On 11 November 2019 (or thereabouts), the Senate Economic Legislation Committee has released its report, into the Bill that will establish the Government’s Super Guarantee (SG) amnesty – the Treasury Laws Amendment (Recovering Unpaid Superannuation) Bill 2019. As at the time of writing (24.11.19) the Bill has only been read a second time, in the House of Representatives (on 18.9.19).
See below for a summary of the Report and the Minority Report.
The SG amnesty is proposed to run until 6 months after the day the Bill receives assent. It will apply to SG shortfalls as far back as 1 July 1992, and up until the quarter starting on 1 January 2018. Under the amnesty, employers would be able to self-correct SG underpayments without incurring additional penalties that would normally apply. Employers would also be allowed to deduct SG charge payments or contributions made during the amnesty period (the SG charge is otherwise non-deductible).
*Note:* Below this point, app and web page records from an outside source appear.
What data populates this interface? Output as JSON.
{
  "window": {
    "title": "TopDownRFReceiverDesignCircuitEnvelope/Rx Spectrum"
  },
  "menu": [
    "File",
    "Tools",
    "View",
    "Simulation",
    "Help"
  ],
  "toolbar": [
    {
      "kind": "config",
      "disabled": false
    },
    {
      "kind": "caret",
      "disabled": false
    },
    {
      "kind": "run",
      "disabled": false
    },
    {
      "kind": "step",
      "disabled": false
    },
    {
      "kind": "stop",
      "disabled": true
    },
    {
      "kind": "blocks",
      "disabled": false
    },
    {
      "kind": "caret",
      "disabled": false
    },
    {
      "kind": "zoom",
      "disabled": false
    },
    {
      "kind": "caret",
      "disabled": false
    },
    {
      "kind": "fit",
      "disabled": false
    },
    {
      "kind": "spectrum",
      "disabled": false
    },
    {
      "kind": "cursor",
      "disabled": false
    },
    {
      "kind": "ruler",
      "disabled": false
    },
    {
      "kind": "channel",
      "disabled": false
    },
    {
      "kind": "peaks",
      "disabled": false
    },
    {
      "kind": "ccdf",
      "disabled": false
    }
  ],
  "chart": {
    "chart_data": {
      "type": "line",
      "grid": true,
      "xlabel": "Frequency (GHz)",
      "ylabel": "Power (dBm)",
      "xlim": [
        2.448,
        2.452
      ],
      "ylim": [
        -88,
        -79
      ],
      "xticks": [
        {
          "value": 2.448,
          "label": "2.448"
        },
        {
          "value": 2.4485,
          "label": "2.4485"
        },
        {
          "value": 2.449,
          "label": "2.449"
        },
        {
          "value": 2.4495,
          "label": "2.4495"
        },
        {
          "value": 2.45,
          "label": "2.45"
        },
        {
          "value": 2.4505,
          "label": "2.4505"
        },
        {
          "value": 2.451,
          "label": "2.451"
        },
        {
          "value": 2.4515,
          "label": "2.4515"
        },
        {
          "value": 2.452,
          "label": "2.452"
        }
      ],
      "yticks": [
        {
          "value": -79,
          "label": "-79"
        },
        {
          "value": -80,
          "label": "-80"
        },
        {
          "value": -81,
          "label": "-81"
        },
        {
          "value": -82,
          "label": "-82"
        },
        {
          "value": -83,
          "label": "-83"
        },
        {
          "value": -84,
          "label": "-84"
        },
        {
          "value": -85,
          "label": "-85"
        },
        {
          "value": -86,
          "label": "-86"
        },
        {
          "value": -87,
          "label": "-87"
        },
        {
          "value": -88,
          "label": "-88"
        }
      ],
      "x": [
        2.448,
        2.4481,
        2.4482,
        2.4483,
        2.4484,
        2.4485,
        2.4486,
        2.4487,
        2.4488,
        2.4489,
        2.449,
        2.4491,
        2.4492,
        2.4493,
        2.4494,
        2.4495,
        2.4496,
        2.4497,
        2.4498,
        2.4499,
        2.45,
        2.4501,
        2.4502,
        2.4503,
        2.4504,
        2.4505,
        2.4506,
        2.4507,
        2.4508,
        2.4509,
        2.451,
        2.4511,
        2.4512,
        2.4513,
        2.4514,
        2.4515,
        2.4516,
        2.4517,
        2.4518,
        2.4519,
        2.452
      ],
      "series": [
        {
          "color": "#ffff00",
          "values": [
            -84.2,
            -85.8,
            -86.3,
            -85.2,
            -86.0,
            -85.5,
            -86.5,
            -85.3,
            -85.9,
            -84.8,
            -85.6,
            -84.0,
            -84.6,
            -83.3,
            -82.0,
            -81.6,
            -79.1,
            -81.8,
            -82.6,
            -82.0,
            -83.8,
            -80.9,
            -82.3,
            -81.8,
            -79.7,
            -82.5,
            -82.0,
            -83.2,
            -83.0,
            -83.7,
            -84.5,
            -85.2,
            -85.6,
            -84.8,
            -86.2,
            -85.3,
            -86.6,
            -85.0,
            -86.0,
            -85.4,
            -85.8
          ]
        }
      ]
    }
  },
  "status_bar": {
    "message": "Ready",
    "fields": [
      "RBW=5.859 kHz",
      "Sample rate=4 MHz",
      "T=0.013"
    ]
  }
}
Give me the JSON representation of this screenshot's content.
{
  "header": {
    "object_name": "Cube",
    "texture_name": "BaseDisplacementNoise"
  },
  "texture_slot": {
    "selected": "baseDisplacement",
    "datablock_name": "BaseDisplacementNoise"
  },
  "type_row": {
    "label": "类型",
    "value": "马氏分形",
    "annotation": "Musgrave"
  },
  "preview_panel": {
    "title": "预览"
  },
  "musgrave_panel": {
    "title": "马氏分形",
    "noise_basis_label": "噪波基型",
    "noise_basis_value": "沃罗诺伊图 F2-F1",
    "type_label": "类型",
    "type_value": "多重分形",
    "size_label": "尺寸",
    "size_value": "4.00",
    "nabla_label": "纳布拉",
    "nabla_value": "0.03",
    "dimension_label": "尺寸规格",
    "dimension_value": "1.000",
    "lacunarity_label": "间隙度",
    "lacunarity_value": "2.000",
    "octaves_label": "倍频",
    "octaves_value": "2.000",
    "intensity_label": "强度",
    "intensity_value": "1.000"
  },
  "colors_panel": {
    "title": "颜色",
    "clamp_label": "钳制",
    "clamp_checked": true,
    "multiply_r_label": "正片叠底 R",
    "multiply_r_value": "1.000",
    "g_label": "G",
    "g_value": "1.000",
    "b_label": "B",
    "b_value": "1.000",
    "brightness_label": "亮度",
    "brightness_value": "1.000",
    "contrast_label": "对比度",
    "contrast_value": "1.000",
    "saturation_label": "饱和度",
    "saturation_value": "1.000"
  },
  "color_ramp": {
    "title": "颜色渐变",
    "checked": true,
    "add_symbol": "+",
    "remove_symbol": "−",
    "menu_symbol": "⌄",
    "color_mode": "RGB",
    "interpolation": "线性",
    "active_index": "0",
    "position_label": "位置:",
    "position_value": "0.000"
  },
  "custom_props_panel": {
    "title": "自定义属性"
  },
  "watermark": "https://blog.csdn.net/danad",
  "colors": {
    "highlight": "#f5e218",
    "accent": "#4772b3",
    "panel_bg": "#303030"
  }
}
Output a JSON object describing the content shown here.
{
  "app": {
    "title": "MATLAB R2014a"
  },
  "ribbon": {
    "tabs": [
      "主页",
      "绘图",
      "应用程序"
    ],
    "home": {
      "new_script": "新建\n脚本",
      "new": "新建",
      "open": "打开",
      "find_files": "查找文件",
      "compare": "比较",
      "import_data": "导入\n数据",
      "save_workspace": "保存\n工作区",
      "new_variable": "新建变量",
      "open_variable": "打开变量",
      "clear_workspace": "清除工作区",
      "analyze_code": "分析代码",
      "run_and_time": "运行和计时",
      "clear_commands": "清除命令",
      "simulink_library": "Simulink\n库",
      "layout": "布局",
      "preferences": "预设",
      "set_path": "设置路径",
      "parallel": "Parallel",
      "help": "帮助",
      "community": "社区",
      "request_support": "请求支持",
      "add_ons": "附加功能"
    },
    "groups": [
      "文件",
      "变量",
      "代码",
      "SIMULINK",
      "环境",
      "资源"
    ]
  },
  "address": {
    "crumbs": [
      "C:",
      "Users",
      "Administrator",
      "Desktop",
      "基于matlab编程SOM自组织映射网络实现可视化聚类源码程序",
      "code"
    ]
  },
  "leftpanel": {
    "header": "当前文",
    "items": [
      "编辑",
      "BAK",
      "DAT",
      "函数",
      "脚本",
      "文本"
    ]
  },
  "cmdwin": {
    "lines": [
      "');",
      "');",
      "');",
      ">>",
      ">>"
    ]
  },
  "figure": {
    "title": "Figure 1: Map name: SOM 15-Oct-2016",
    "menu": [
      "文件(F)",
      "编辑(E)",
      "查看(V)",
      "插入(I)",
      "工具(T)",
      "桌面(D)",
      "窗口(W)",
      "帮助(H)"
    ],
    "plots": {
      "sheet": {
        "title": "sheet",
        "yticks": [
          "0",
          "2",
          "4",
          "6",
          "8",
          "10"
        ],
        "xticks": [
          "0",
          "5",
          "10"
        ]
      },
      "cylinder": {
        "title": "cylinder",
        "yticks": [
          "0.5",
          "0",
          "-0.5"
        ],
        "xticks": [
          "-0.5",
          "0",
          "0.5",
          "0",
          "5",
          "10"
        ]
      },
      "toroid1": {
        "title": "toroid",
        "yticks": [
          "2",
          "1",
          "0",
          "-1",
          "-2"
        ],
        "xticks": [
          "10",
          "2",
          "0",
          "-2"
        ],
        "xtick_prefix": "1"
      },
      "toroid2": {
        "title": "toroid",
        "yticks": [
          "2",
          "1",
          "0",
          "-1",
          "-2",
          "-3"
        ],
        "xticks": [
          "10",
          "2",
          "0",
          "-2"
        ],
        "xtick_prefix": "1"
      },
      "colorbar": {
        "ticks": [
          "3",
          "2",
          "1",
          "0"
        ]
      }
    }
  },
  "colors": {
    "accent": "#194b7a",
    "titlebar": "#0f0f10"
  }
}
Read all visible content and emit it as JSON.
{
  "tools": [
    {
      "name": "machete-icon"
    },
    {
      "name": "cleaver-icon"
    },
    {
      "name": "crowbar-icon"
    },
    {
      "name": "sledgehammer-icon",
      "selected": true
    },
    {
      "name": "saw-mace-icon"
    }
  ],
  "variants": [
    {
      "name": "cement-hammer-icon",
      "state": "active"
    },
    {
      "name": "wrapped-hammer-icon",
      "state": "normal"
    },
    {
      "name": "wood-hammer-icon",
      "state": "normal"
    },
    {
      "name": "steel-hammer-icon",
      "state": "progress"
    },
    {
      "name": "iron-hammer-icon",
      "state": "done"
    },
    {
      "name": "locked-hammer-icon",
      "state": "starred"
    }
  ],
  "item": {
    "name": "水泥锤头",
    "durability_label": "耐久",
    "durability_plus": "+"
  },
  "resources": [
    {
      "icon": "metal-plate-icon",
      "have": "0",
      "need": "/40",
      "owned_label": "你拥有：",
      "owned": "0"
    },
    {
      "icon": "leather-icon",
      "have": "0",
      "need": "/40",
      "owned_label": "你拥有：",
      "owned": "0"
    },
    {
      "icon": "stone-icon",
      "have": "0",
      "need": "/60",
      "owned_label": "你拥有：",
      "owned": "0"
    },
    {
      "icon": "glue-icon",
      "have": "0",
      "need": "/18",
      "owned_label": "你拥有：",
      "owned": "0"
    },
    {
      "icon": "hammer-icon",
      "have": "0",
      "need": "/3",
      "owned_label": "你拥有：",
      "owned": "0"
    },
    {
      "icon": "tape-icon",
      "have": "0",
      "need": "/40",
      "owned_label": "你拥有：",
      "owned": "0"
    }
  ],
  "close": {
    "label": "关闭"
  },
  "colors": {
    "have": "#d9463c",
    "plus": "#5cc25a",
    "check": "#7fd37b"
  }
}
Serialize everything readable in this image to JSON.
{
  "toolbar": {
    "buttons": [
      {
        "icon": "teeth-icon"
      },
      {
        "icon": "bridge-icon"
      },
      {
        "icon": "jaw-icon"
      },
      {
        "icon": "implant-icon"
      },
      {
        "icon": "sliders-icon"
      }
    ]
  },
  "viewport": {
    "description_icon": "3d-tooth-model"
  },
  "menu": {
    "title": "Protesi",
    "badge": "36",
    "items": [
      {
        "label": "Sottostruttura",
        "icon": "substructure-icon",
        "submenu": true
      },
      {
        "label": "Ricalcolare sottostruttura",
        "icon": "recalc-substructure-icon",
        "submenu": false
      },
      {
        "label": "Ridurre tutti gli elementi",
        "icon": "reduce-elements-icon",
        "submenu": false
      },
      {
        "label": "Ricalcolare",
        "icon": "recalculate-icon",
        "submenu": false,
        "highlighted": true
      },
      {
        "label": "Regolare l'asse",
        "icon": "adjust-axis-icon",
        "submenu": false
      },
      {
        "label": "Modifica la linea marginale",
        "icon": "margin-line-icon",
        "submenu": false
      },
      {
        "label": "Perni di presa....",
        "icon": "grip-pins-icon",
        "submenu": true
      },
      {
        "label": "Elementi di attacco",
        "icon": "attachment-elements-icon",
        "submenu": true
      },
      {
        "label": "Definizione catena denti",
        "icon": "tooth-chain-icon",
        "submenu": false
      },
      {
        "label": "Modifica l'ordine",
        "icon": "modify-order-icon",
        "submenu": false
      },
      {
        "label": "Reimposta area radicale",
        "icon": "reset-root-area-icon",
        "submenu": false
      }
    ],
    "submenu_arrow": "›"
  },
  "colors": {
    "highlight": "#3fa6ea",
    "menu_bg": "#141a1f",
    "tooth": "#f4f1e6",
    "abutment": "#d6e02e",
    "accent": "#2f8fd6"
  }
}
The majority of the Committee recommended that the Bill be passed but called for the ATO to develop a communication strategy to maximise employer engagement. The report said the amnesty will leave no workers worse off and will result in more individuals receiving their SG entitlements. More than 7,000 employers have voluntarily disclosed historical unpaid SG since the amnesty was announced. It is projected to recover over $230m in unpaid SG for employees.
In a dissenting report, the Labor Senators rejected the Bill on the grounds that its sends the wrong the message that “wage theft” is acceptable, and could create an expectation that “future non-compliance will also be overlooked”. The Labor Senators also expressed concern that the amnesty may not bring to light all instances of non-compliance, as employers are not compelled to keep records beyond 5 years.
The text in the Bill will include the following substantive provision in the SG (Administration) Act:
74 Amnesty in relation to historic amounts of superannuation guarantee shortfall
Qualifying for the amnesty
(1) An employer qualifies for an amnesty for the employer’s superannuation guarantee shortfall for a quarter if:
(a) during the period (the amnesty period) provided by subsection (3), the employer discloses to the Commissioner, in the approved form, information that:
(i) relates to the amount of the employer’s superannuation guarantee shortfall for the quarter; and
(ii) was not disclosed to the Commissioner before the amnesty period; and
(b) the amnesty period started after the end of the period of 28 days after the end of the quarter; and
(c) the Commissioner has not, at any time before the disclosure, informed the employer that the Commissioner is examining, or intends to examine, the employer’s compliance with an obligation to pay the superannuation guarantee charge for the quarter.
(2) However, if the employer would have a superannuation guarantee shortfall for the quarter even if the information in the disclosure were not taken into account, the employer qualifies for an amnesty for the shortfall only to the extent of the increase in the shortfall as a result of taking the information into account.
[LTN 217, 11/11/19]